| What you are asked to do |
Type out the lines below exactly, pictures excluded.

==================================================

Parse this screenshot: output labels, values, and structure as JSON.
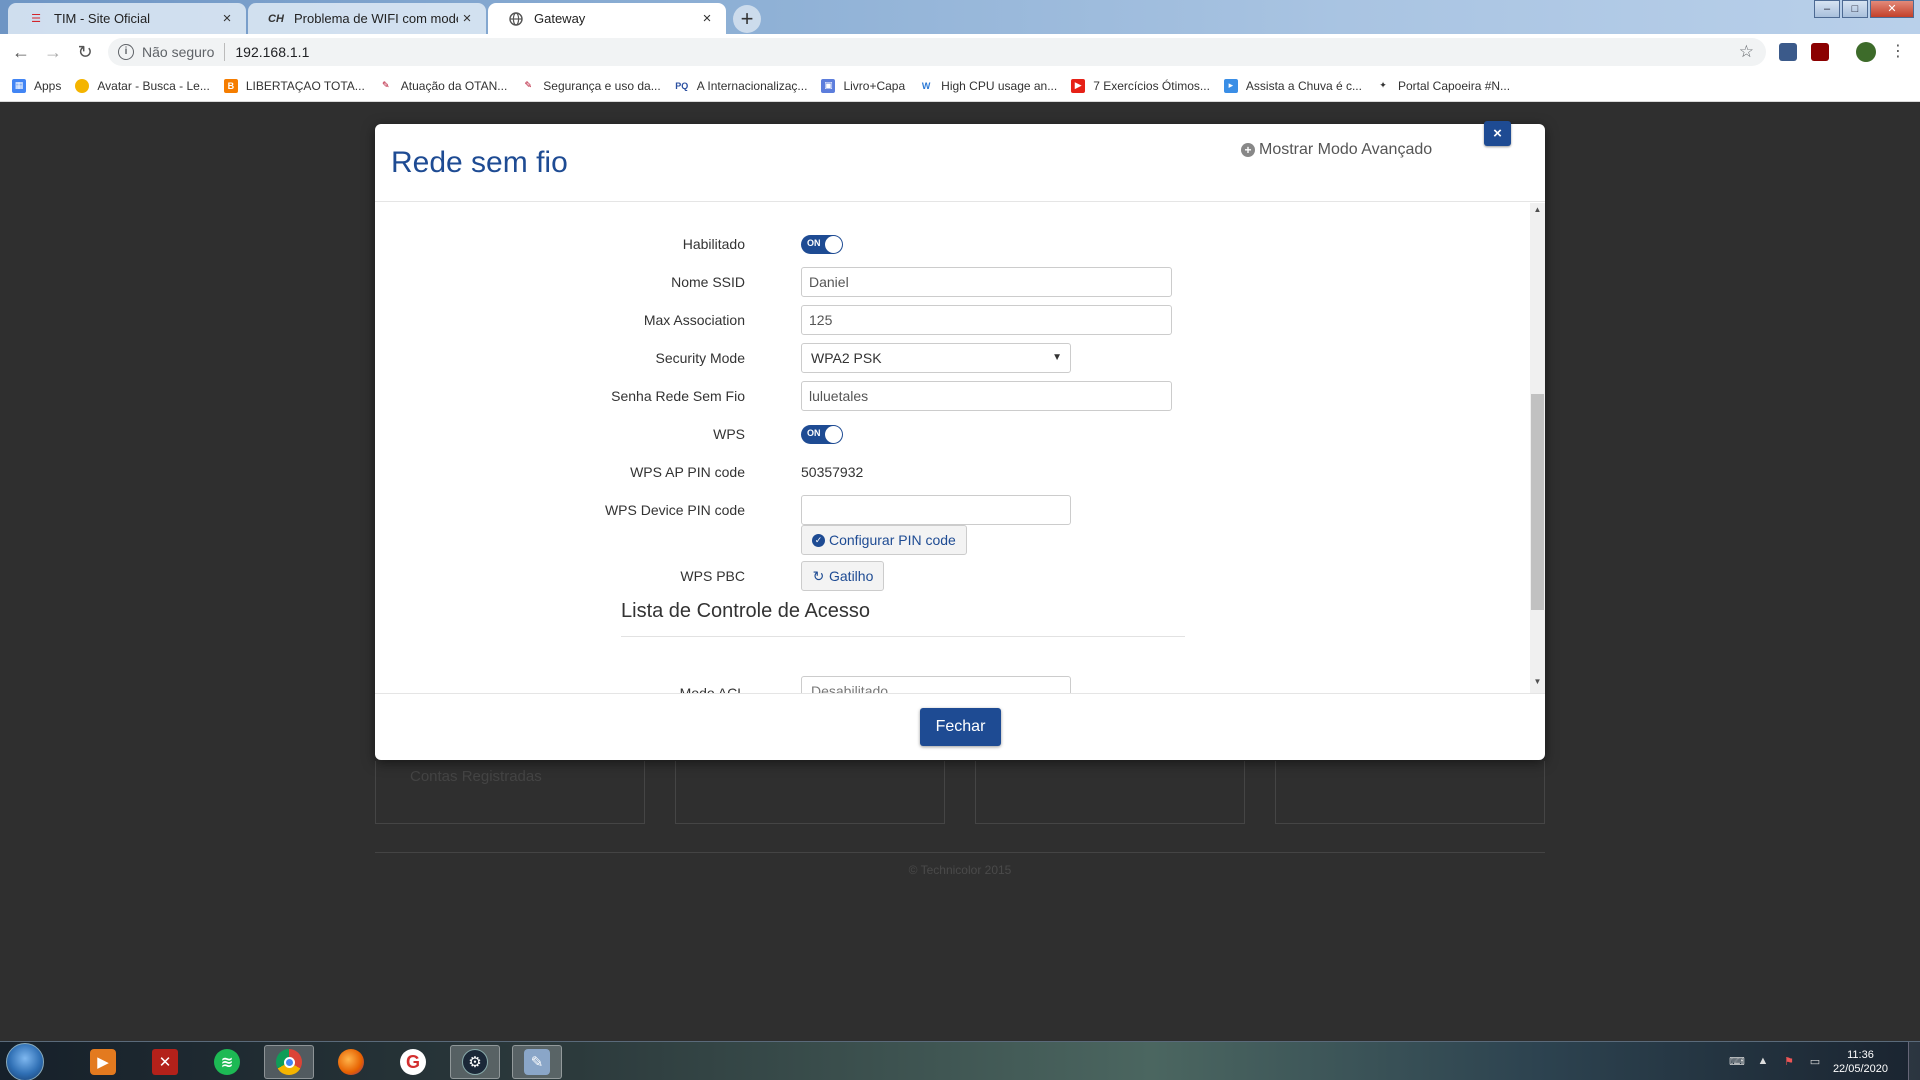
{
  "browser": {
    "tabs": [
      {
        "title": "TIM - Site Oficial",
        "icon": "tim-logo-icon",
        "active": false
      },
      {
        "title": "Problema de WIFI com modem T",
        "icon": "clube-hardware-icon",
        "active": false
      },
      {
        "title": "Gateway",
        "icon": "globe-icon",
        "active": true
      }
    ],
    "url_security": "Não seguro",
    "url": "192.168.1.1",
    "bookmarks": [
      {
        "label": "Apps",
        "icon": "apps-grid-icon",
        "color": "#4285f4"
      },
      {
        "label": "Avatar - Busca - Le...",
        "icon": "avatar-icon",
        "color": "#f4b400"
      },
      {
        "label": "LIBERTAÇAO TOTA...",
        "icon": "blogger-icon",
        "color": "#f57d00"
      },
      {
        "label": "Atuação da OTAN...",
        "icon": "feather-icon",
        "color": "#b00020"
      },
      {
        "label": "Segurança e uso da...",
        "icon": "feather-icon",
        "color": "#b00020"
      },
      {
        "label": "A Internacionalizaç...",
        "icon": "pq-icon",
        "color": "#2a4fa0"
      },
      {
        "label": "Livro+Capa",
        "icon": "book-icon",
        "color": "#5c7ddc"
      },
      {
        "label": "High CPU usage an...",
        "icon": "w-logo-icon",
        "color": "#2b79d6"
      },
      {
        "label": "7 Exercícios Ótimos...",
        "icon": "youtube-icon",
        "color": "#e62117"
      },
      {
        "label": "Assista a Chuva é c...",
        "icon": "play-icon",
        "color": "#3a8ee6"
      },
      {
        "label": "Portal Capoeira #N...",
        "icon": "capoeira-icon",
        "color": "#333333"
      }
    ]
  },
  "background": {
    "card_text": "Contas Registradas",
    "footer": "© Technicolor 2015"
  },
  "modal": {
    "title": "Rede sem fio",
    "advanced_link": "Mostrar Modo Avançado",
    "close_glyph": "×",
    "fields": {
      "enabled_label": "Habilitado",
      "enabled_state": "ON",
      "ssid_label": "Nome SSID",
      "ssid_value": "Daniel",
      "max_assoc_label": "Max Association",
      "max_assoc_value": "125",
      "security_label": "Security Mode",
      "security_value": "WPA2 PSK",
      "password_label": "Senha Rede Sem Fio",
      "password_value": "luluetales",
      "wps_label": "WPS",
      "wps_state": "ON",
      "wps_pin_label": "WPS AP PIN code",
      "wps_pin_value": "50357932",
      "wps_device_label": "WPS Device PIN code",
      "wps_device_value": "",
      "configure_pin_button": "Configurar PIN code",
      "wps_pbc_label": "WPS PBC",
      "trigger_button": "Gatilho"
    },
    "section_title": "Lista de Controle de Acesso",
    "acl_label": "Modo ACL",
    "acl_value": "Desabilitado",
    "close_button": "Fechar"
  },
  "taskbar": {
    "apps": [
      {
        "name": "media-player-icon",
        "color": "#e37a1f"
      },
      {
        "name": "dota-icon",
        "color": "#b3211a"
      },
      {
        "name": "spotify-icon",
        "color": "#1db954"
      },
      {
        "name": "chrome-icon",
        "color": "#db4437"
      },
      {
        "name": "firefox-icon",
        "color": "#e66000"
      },
      {
        "name": "g-app-icon",
        "color": "#d32f2f"
      },
      {
        "name": "steam-icon",
        "color": "#1b2838"
      },
      {
        "name": "paint-icon",
        "color": "#8aa6c8"
      }
    ],
    "time": "11:36",
    "date": "22/05/2020"
  }
}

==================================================

| Reply to the task |
Parse this screenshot: output labels, values, and structure as JSON.
{
  "browser": {
    "tabs": [
      {
        "title": "TIM - Site Oficial",
        "icon": "tim-logo-icon",
        "active": false
      },
      {
        "title": "Problema de WIFI com modem T",
        "icon": "clube-hardware-icon",
        "active": false
      },
      {
        "title": "Gateway",
        "icon": "globe-icon",
        "active": true
      }
    ],
    "url_security": "Não seguro",
    "url": "192.168.1.1",
    "bookmarks": [
      {
        "label": "Apps",
        "icon": "apps-grid-icon",
        "color": "#4285f4"
      },
      {
        "label": "Avatar - Busca - Le...",
        "icon": "avatar-icon",
        "color": "#f4b400"
      },
      {
        "label": "LIBERTAÇAO TOTA...",
        "icon": "blogger-icon",
        "color": "#f57d00"
      },
      {
        "label": "Atuação da OTAN...",
        "icon": "feather-icon",
        "color": "#b00020"
      },
      {
        "label": "Segurança e uso da...",
        "icon": "feather-icon",
        "color": "#b00020"
      },
      {
        "label": "A Internacionalizaç...",
        "icon": "pq-icon",
        "color": "#2a4fa0"
      },
      {
        "label": "Livro+Capa",
        "icon": "book-icon",
        "color": "#5c7ddc"
      },
      {
        "label": "High CPU usage an...",
        "icon": "w-logo-icon",
        "color": "#2b79d6"
      },
      {
        "label": "7 Exercícios Ótimos...",
        "icon": "youtube-icon",
        "color": "#e62117"
      },
      {
        "label": "Assista a Chuva é c...",
        "icon": "play-icon",
        "color": "#3a8ee6"
      },
      {
        "label": "Portal Capoeira #N...",
        "icon": "capoeira-icon",
        "color": "#333333"
      }
    ]
  },
  "background": {
    "card_text": "Contas Registradas",
    "footer": "© Technicolor 2015"
  },
  "modal": {
    "title": "Rede sem fio",
    "advanced_link": "Mostrar Modo Avançado",
    "close_glyph": "×",
    "fields": {
      "enabled_label": "Habilitado",
      "enabled_state": "ON",
      "ssid_label": "Nome SSID",
      "ssid_value": "Daniel",
      "max_assoc_label": "Max Association",
      "max_assoc_value": "125",
      "security_label": "Security Mode",
      "security_value": "WPA2 PSK",
      "password_label": "Senha Rede Sem Fio",
      "password_value": "luluetales",
      "wps_label": "WPS",
      "wps_state": "ON",
      "wps_pin_label": "WPS AP PIN code",
      "wps_pin_value": "50357932",
      "wps_device_label": "WPS Device PIN code",
      "wps_device_value": "",
      "configure_pin_button": "Configurar PIN code",
      "wps_pbc_label": "WPS PBC",
      "trigger_button": "Gatilho"
    },
    "section_title": "Lista de Controle de Acesso",
    "acl_label": "Modo ACL",
    "acl_value": "Desabilitado",
    "close_button": "Fechar"
  },
  "taskbar": {
    "apps": [
      {
        "name": "media-player-icon",
        "color": "#e37a1f"
      },
      {
        "name": "dota-icon",
        "color": "#b3211a"
      },
      {
        "name": "spotify-icon",
        "color": "#1db954"
      },
      {
        "name": "chrome-icon",
        "color": "#db4437"
      },
      {
        "name": "firefox-icon",
        "color": "#e66000"
      },
      {
        "name": "g-app-icon",
        "color": "#d32f2f"
      },
      {
        "name": "steam-icon",
        "color": "#1b2838"
      },
      {
        "name": "paint-icon",
        "color": "#8aa6c8"
      }
    ],
    "time": "11:36",
    "date": "22/05/2020"
  }
}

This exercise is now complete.